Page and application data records
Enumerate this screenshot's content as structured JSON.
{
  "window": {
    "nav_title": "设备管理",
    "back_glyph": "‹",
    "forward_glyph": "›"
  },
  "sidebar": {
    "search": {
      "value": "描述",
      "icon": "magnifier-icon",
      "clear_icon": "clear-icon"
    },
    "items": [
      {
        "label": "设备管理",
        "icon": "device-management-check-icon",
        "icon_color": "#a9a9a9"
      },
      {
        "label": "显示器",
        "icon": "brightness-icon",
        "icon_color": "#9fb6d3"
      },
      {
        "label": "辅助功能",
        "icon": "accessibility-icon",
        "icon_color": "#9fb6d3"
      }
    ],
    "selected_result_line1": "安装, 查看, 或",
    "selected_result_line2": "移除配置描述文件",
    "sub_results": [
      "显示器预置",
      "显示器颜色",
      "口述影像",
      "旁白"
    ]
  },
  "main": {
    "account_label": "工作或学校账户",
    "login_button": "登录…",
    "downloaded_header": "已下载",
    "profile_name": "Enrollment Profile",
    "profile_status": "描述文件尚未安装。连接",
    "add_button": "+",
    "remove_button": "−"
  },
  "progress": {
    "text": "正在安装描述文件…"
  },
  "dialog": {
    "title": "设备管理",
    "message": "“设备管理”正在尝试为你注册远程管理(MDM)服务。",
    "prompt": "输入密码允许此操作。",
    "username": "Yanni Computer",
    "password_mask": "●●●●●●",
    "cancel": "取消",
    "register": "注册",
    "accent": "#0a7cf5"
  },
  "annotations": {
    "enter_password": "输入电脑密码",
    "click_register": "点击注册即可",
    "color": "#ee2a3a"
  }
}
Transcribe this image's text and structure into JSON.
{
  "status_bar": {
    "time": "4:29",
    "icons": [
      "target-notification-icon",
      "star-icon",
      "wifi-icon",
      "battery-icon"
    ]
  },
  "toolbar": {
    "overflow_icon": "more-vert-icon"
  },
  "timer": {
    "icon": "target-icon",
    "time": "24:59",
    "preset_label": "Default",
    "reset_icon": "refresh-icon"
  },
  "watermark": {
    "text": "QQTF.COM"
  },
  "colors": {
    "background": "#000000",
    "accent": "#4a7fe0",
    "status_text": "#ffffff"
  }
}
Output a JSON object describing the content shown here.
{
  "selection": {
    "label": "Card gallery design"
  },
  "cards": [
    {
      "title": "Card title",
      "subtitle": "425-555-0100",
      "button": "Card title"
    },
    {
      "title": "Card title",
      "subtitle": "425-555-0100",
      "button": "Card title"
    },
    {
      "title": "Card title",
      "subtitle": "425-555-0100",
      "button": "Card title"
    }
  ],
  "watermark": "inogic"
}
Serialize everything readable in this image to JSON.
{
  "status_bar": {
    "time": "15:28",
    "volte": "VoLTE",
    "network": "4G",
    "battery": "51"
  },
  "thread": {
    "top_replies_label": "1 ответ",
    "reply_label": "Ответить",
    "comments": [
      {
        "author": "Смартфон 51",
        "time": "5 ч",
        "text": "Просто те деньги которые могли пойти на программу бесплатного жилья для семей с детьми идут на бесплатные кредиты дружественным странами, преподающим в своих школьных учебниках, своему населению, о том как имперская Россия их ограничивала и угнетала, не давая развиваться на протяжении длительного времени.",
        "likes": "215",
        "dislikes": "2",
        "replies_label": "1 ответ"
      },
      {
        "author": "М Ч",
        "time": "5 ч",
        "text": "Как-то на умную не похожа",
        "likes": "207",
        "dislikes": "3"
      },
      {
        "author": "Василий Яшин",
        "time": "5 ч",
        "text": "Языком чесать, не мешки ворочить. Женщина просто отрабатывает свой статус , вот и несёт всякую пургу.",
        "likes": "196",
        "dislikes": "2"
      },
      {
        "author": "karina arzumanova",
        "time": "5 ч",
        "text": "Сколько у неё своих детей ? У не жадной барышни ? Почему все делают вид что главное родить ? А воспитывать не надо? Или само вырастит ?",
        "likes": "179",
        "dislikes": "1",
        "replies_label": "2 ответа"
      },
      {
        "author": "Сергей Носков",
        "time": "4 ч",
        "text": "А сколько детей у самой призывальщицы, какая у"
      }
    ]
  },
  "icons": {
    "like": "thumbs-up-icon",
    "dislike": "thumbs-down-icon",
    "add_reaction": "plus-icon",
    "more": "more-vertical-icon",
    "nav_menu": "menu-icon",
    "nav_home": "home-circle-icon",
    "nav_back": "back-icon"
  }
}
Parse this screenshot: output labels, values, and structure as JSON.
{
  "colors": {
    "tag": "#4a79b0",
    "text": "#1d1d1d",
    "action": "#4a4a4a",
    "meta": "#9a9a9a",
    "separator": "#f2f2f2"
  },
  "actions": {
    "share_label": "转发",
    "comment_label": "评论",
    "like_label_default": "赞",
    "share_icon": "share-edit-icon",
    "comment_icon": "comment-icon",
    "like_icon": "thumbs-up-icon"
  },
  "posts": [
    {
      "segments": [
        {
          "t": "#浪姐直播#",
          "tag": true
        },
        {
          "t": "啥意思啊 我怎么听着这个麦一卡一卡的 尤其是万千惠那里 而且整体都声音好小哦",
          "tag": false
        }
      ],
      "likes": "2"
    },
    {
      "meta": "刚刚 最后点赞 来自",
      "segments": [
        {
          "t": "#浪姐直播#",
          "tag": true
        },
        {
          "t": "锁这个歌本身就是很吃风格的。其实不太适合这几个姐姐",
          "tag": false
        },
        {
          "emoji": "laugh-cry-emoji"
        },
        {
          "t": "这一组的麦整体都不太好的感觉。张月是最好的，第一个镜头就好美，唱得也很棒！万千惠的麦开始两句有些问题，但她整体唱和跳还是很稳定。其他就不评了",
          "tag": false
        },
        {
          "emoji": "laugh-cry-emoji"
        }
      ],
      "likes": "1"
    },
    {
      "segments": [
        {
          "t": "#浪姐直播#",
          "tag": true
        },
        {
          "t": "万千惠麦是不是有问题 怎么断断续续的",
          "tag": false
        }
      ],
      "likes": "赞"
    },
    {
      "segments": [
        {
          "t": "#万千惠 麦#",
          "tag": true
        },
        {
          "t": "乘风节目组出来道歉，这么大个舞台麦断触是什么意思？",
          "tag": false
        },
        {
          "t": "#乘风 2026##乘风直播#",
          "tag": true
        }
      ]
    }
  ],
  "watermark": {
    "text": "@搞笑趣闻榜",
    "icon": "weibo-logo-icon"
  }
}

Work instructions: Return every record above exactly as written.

Your response:
Enumerate this screenshot's content as structured JSON.
{
  "window": {
    "nav_title": "设备管理",
    "back_glyph": "‹",
    "forward_glyph": "›"
  },
  "sidebar": {
    "search": {
      "value": "描述",
      "icon": "magnifier-icon",
      "clear_icon": "clear-icon"
    },
    "items": [
      {
        "label": "设备管理",
        "icon": "device-management-check-icon",
        "icon_color": "#a9a9a9"
      },
      {
        "label": "显示器",
        "icon": "brightness-icon",
        "icon_color": "#9fb6d3"
      },
      {
        "label": "辅助功能",
        "icon": "accessibility-icon",
        "icon_color": "#9fb6d3"
      }
    ],
    "selected_result_line1": "安装, 查看, 或",
    "selected_result_line2": "移除配置描述文件",
    "sub_results": [
      "显示器预置",
      "显示器颜色",
      "口述影像",
      "旁白"
    ]
  },
  "main": {
    "account_label": "工作或学校账户",
    "login_button": "登录…",
    "downloaded_header": "已下载",
    "profile_name": "Enrollment Profile",
    "profile_status": "描述文件尚未安装。连接",
    "add_button": "+",
    "remove_button": "−"
  },
  "progress": {
    "text": "正在安装描述文件…"
  },
  "dialog": {
    "title": "设备管理",
    "message": "“设备管理”正在尝试为你注册远程管理(MDM)服务。",
    "prompt": "输入密码允许此操作。",
    "username": "Yanni Computer",
    "password_mask": "●●●●●●",
    "cancel": "取消",
    "register": "注册",
    "accent": "#0a7cf5"
  },
  "annotations": {
    "enter_password": "输入电脑密码",
    "click_register": "点击注册即可",
    "color": "#ee2a3a"
  }
}
Transcribe this image's text and structure into JSON.
{
  "status_bar": {
    "time": "4:29",
    "icons": [
      "target-notification-icon",
      "star-icon",
      "wifi-icon",
      "battery-icon"
    ]
  },
  "toolbar": {
    "overflow_icon": "more-vert-icon"
  },
  "timer": {
    "icon": "target-icon",
    "time": "24:59",
    "preset_label": "Default",
    "reset_icon": "refresh-icon"
  },
  "watermark": {
    "text": "QQTF.COM"
  },
  "colors": {
    "background": "#000000",
    "accent": "#4a7fe0",
    "status_text": "#ffffff"
  }
}
Output a JSON object describing the content shown here.
{
  "selection": {
    "label": "Card gallery design"
  },
  "cards": [
    {
      "title": "Card title",
      "subtitle": "425-555-0100",
      "button": "Card title"
    },
    {
      "title": "Card title",
      "subtitle": "425-555-0100",
      "button": "Card title"
    },
    {
      "title": "Card title",
      "subtitle": "425-555-0100",
      "button": "Card title"
    }
  ],
  "watermark": "inogic"
}
Serialize everything readable in this image to JSON.
{
  "status_bar": {
    "time": "15:28",
    "volte": "VoLTE",
    "network": "4G",
    "battery": "51"
  },
  "thread": {
    "top_replies_label": "1 ответ",
    "reply_label": "Ответить",
    "comments": [
      {
        "author": "Смартфон 51",
        "time": "5 ч",
        "text": "Просто те деньги которые могли пойти на программу бесплатного жилья для семей с детьми идут на бесплатные кредиты дружественным странами, преподающим в своих школьных учебниках, своему населению, о том как имперская Россия их ограничивала и угнетала, не давая развиваться на протяжении длительного времени.",
        "likes": "215",
        "dislikes": "2",
        "replies_label": "1 ответ"
      },
      {
        "author": "М Ч",
        "time": "5 ч",
        "text": "Как-то на умную не похожа",
        "likes": "207",
        "dislikes": "3"
      },
      {
        "author": "Василий Яшин",
        "time": "5 ч",
        "text": "Языком чесать, не мешки ворочить. Женщина просто отрабатывает свой статус , вот и несёт всякую пургу.",
        "likes": "196",
        "dislikes": "2"
      },
      {
        "author": "karina arzumanova",
        "time": "5 ч",
        "text": "Сколько у неё своих детей ? У не жадной барышни ? Почему все делают вид что главное родить ? А воспитывать не надо? Или само вырастит ?",
        "likes": "179",
        "dislikes": "1",
        "replies_label": "2 ответа"
      },
      {
        "author": "Сергей Носков",
        "time": "4 ч",
        "text": "А сколько детей у самой призывальщицы, какая у"
      }
    ]
  },
  "icons": {
    "like": "thumbs-up-icon",
    "dislike": "thumbs-down-icon",
    "add_reaction": "plus-icon",
    "more": "more-vertical-icon",
    "nav_menu": "menu-icon",
    "nav_home": "home-circle-icon",
    "nav_back": "back-icon"
  }
}
Parse this screenshot: output labels, values, and structure as JSON.
{
  "colors": {
    "tag": "#4a79b0",
    "text": "#1d1d1d",
    "action": "#4a4a4a",
    "meta": "#9a9a9a",
    "separator": "#f2f2f2"
  },
  "actions": {
    "share_label": "转发",
    "comment_label": "评论",
    "like_label_default": "赞",
    "share_icon": "share-edit-icon",
    "comment_icon": "comment-icon",
    "like_icon": "thumbs-up-icon"
  },
  "posts": [
    {
      "segments": [
        {
          "t": "#浪姐直播#",
          "tag": true
        },
        {
          "t": "啥意思啊 我怎么听着这个麦一卡一卡的 尤其是万千惠那里 而且整体都声音好小哦",
          "tag": false
        }
      ],
      "likes": "2"
    },
    {
      "meta": "刚刚 最后点赞 来自",
      "segments": [
        {
          "t": "#浪姐直播#",
          "tag": true
        },
        {
          "t": "锁这个歌本身就是很吃风格的。其实不太适合这几个姐姐",
          "tag": false
        },
        {
          "emoji": "laugh-cry-emoji"
        },
        {
          "t": "这一组的麦整体都不太好的感觉。张月是最好的，第一个镜头就好美，唱得也很棒！万千惠的麦开始两句有些问题，但她整体唱和跳还是很稳定。其他就不评了",
          "tag": false
        },
        {
          "emoji": "laugh-cry-emoji"
        }
      ],
      "likes": "1"
    },
    {
      "segments": [
        {
          "t": "#浪姐直播#",
          "tag": true
        },
        {
          "t": "万千惠麦是不是有问题 怎么断断续续的",
          "tag": false
        }
      ],
      "likes": "赞"
    },
    {
      "segments": [
        {
          "t": "#万千惠 麦#",
          "tag": true
        },
        {
          "t": "乘风节目组出来道歉，这么大个舞台麦断触是什么意思？",
          "tag": false
        },
        {
          "t": "#乘风 2026##乘风直播#",
          "tag": true
        }
      ]
    }
  ],
  "watermark": {
    "text": "@搞笑趣闻榜",
    "icon": "weibo-logo-icon"
  }
}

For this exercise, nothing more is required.